There are probably two main themes to the conversations I have with people in organisations – how to deal with complexity, and what to do about staff who are increasingly disengaged. The two are inextricably linked.
As work life becomes faster changing, less stable, more unpredictable, many managers attempt to exercise greater control. They do this by doing more of what they know, what they are comfortable with. More meetings, more communication campaigns, more technology.
But this leaves staff feeling that it's all being done to them. They too can see the increased complexity and unpredictability but they are left feeling that they have less agency, even less control over their own destinies than they had before. As a result they disengage.
The counterintuitive answer to change and complexity is to do less, certainly for managers. It's like the way to deal with a plane spiralling out of control is not to fight the controls but to let go of them and allow the plane to self correct and re-discover its own balance.
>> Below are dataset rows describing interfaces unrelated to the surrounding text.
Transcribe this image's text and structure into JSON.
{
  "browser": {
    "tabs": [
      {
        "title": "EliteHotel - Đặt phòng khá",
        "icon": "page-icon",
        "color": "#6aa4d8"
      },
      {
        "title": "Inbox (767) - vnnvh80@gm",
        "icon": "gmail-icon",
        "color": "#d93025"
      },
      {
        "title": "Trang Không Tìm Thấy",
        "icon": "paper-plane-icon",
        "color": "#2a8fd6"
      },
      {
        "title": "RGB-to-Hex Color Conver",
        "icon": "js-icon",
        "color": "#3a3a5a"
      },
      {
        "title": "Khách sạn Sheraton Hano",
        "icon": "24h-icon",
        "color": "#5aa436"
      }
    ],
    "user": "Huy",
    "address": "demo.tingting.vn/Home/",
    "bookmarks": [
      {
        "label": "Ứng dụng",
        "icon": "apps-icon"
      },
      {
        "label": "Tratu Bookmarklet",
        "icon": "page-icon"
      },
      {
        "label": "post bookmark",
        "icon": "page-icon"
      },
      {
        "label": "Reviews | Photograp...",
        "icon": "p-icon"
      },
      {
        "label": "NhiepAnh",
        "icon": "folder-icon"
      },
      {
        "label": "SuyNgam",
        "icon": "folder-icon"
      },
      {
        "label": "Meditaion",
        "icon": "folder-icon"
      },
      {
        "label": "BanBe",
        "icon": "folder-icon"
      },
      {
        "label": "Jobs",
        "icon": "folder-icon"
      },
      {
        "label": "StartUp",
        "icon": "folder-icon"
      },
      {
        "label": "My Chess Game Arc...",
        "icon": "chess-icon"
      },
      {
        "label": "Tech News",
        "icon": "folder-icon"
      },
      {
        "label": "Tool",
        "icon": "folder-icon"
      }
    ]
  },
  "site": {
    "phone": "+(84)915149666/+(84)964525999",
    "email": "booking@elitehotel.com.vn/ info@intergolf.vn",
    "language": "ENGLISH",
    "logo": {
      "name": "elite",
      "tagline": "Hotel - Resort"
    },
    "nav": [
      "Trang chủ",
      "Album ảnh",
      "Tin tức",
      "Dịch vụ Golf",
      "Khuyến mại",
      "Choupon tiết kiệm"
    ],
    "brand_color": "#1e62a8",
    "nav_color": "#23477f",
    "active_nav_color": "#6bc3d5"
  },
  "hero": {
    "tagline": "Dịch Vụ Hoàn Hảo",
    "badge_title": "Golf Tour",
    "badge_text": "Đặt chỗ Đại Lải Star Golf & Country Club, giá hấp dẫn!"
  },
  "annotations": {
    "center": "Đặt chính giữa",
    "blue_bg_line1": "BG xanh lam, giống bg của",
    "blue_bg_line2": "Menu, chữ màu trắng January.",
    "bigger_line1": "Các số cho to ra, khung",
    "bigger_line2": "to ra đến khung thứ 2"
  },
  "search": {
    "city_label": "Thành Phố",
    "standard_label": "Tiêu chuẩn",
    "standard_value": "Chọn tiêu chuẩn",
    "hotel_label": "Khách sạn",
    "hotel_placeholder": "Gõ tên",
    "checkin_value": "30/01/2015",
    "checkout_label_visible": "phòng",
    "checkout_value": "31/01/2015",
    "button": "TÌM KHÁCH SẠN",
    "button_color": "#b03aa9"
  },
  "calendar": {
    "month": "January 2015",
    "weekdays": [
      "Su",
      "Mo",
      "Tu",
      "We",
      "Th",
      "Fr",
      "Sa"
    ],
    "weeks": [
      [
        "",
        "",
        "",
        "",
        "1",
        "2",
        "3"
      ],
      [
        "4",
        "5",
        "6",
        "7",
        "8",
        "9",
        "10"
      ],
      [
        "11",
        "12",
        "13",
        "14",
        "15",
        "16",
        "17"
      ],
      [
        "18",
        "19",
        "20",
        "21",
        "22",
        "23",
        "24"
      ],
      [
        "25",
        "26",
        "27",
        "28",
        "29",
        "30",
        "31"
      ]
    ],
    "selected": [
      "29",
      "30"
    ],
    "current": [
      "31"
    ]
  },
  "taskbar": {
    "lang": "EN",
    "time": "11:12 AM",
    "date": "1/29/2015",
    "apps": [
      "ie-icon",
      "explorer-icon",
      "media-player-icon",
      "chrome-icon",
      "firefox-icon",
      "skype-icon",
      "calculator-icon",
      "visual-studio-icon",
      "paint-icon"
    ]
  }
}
I often quote Dave Snowden's insight that the way to handle complex environments is with simple rules.
Find these simple rules, deal with those who fail to adhere to them, let staff rediscover their own ability to solve problems, and let the system self-correct.